D.C. General staff, including trauma staff, will be offered hiring preference by Greater Southeast. And let me be clear -- Greater Southeast will be held to its commitment to provide the same level of trauma services now offered at D.C. General within three months. Only then will trauma services move from D.C. General to Greater Southeast.

The media have reported that D.C. General's CEO backed a plan to build a new hospital on the D.C. General site that would require no capital investment by the city. But no such plan was submitted for evaluation by the city.

The plan that was supported by the Public Benefits Corp., which has been operating D.C. General, was fully reviewed by evaluators appointed by the D.C. Council, my office and the financial control board. The unanimous decision of these evaluators was to select the Greater Southeast proposal, which included the commitment to build the network of neighborhood-based primary care providers. The Greater Southeast proposal received more than twice the points of the Public Benefits Corp. plan, which would have continued inpatient operations at D.C. General.

Some believe that closing D.C. General is part of the National Capital Planning Commission's 1997 redevelopment plan, but the land on which the hospital sits is federally owned and designated for the provision of health care and human services. Further, I am committed to maintaining the site as a health care campus.

Finally, our health initiative places the responsibility for the reform plan with the District's department of health, not with any for-profit company. The health department has proven expertise in the management and oversight of large health services contracts.

The management of Greater Southeast has been in place for more than a year and has turned a failed institution into a safe and effective facility. However, the District will have specific contractual power to conduct reviews of this contractor's ability to deliver upon its commitments in order to protect the interests of patients and taxpayers.

I am confident that our community will come together to ensure that this reform leads to a substantially improved health care system for the District's neediest citizens.

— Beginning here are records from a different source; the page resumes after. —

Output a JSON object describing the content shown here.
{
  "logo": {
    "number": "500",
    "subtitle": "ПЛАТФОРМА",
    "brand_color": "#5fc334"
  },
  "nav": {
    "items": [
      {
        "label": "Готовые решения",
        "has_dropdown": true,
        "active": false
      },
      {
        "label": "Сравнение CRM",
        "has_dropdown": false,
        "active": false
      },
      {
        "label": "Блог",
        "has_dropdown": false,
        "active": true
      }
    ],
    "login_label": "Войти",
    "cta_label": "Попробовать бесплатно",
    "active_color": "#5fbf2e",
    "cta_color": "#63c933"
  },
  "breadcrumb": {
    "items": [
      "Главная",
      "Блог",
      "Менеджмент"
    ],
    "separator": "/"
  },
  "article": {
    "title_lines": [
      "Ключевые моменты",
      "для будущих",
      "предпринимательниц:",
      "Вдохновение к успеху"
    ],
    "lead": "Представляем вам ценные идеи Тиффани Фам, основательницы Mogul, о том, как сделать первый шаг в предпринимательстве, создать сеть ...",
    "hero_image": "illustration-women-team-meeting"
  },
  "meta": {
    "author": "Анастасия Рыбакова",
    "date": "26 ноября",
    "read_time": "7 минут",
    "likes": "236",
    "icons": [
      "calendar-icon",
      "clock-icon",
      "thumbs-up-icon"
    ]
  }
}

I look forward to your suggestions. If you need more information or would like to help put into action our Health Care Services Reform Plan, please call the Department of Health at 202-4429195 weekdays from 9 a.m. to 4 p.m. You may also learn more about health reform by visiting our website at www.washingtondc.gov.

Anthony A. Williams


Health Services Reform Comparison Chart
Frequently Asked Questions

Back to top of page

Send mail with questions or comments to webmaster@dcwatch.com
Web site copyright ©DCWatch (ISSN 1546-4296)